WHAT NEEDS TO BE DONE
If a line in the entries contains the word "icon", list it.

━━━━━ RECORDS PROVIDED ━━━━━

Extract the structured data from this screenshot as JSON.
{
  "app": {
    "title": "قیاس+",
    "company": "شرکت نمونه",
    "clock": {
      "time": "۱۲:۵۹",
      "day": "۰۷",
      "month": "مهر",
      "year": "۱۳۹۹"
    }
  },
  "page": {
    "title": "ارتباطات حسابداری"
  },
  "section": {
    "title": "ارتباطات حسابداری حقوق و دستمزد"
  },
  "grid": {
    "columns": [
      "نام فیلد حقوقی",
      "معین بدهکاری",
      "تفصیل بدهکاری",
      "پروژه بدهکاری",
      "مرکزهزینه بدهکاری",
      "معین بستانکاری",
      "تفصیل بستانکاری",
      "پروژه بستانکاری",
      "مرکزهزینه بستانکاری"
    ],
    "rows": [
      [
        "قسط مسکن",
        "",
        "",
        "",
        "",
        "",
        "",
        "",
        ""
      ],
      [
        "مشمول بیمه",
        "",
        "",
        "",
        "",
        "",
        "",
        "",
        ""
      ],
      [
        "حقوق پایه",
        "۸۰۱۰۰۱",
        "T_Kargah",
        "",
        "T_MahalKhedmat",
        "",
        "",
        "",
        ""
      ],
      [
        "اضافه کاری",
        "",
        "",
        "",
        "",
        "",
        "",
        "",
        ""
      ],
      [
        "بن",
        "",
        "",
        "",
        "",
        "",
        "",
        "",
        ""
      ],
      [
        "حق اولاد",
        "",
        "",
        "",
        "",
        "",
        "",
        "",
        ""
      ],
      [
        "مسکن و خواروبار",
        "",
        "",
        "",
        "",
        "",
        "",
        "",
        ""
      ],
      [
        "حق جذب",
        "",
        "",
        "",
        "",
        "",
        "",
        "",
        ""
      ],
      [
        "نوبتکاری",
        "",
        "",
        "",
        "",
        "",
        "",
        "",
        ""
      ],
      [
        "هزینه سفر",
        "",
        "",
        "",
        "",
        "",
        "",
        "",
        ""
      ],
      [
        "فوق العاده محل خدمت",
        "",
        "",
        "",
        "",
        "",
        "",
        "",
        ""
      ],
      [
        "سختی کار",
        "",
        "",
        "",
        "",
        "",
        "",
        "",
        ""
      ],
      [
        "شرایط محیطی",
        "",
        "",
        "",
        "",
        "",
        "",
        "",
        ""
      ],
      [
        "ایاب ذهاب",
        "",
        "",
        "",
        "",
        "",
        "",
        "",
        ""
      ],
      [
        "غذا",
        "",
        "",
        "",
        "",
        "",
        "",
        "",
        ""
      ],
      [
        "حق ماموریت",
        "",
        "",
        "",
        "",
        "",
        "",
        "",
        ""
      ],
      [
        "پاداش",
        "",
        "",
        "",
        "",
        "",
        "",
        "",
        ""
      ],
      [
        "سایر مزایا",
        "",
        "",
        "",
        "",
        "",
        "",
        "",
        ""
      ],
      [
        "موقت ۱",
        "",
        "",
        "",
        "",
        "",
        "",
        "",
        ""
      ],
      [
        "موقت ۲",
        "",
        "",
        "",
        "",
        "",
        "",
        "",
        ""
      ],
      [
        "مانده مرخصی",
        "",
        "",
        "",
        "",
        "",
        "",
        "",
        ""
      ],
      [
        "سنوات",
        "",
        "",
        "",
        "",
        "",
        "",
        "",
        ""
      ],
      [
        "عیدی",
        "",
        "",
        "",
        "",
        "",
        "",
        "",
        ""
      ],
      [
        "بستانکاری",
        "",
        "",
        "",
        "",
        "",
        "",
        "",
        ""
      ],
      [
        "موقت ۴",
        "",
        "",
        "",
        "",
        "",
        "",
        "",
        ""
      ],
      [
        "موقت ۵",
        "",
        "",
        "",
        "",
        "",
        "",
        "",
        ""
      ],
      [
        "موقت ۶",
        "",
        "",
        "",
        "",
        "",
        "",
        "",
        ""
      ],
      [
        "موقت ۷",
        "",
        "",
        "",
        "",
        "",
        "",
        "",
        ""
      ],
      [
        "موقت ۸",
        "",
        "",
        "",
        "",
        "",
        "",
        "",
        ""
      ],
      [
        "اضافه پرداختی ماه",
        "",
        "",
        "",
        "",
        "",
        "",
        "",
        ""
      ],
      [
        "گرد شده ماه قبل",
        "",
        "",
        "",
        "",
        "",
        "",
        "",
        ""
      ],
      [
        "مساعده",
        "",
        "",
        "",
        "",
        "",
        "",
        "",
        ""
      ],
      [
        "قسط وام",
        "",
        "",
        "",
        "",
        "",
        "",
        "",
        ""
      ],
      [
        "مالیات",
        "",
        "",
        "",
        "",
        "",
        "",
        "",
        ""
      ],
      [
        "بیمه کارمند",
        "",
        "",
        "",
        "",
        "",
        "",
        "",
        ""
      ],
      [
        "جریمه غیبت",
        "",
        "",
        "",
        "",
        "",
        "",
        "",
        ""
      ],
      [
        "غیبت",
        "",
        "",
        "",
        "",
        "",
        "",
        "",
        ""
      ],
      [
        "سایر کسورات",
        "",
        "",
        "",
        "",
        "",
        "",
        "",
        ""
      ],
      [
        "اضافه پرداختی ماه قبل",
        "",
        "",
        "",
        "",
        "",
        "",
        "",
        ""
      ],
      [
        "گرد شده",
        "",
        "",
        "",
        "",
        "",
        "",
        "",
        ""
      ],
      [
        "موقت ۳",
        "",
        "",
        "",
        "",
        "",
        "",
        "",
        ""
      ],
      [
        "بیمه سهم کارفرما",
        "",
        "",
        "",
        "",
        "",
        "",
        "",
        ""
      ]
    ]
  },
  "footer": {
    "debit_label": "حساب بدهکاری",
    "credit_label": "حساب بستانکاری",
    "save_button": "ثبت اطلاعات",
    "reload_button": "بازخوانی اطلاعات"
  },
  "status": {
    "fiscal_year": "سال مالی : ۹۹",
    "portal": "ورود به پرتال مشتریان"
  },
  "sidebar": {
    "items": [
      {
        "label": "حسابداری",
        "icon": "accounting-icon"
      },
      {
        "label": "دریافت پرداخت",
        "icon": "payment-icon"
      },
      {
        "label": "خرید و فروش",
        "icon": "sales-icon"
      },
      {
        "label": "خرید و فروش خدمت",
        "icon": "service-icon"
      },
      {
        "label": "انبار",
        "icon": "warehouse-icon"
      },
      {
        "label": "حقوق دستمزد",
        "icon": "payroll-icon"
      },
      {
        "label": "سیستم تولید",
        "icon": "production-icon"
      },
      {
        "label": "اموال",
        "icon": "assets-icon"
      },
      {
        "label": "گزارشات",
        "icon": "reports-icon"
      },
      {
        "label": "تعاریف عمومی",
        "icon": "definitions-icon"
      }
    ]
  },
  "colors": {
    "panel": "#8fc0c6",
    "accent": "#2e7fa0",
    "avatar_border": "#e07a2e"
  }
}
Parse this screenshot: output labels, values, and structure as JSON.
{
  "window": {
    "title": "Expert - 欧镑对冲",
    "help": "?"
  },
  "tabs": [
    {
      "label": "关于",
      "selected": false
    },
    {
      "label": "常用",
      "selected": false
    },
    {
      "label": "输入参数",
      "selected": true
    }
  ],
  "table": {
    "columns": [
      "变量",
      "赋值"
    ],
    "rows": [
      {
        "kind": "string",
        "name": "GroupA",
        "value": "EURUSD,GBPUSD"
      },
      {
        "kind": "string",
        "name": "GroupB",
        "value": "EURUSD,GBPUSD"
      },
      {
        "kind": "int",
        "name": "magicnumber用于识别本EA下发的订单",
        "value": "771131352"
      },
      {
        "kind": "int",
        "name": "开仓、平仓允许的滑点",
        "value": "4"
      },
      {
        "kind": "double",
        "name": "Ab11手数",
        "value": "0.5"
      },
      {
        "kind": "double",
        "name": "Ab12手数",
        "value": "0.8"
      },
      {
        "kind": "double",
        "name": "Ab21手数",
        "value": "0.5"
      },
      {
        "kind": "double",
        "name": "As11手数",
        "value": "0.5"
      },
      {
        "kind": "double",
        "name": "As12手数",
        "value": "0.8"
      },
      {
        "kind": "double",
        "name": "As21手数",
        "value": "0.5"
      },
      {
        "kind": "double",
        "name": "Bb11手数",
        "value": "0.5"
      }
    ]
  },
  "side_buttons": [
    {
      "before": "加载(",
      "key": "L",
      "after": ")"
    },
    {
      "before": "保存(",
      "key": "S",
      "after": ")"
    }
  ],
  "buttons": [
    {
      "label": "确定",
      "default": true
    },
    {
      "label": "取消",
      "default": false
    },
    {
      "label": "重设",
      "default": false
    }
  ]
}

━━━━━

SOLUTION FOR THIS PROBLEM
        "icon": "accounting-icon"
        "icon": "payment-icon"
        "icon": "sales-icon"
        "icon": "service-icon"
        "icon": "warehouse-icon"
        "icon": "payroll-icon"
        "icon": "production-icon"
        "icon": "assets-icon"
        "icon": "reports-icon"
        "icon": "definitions-icon"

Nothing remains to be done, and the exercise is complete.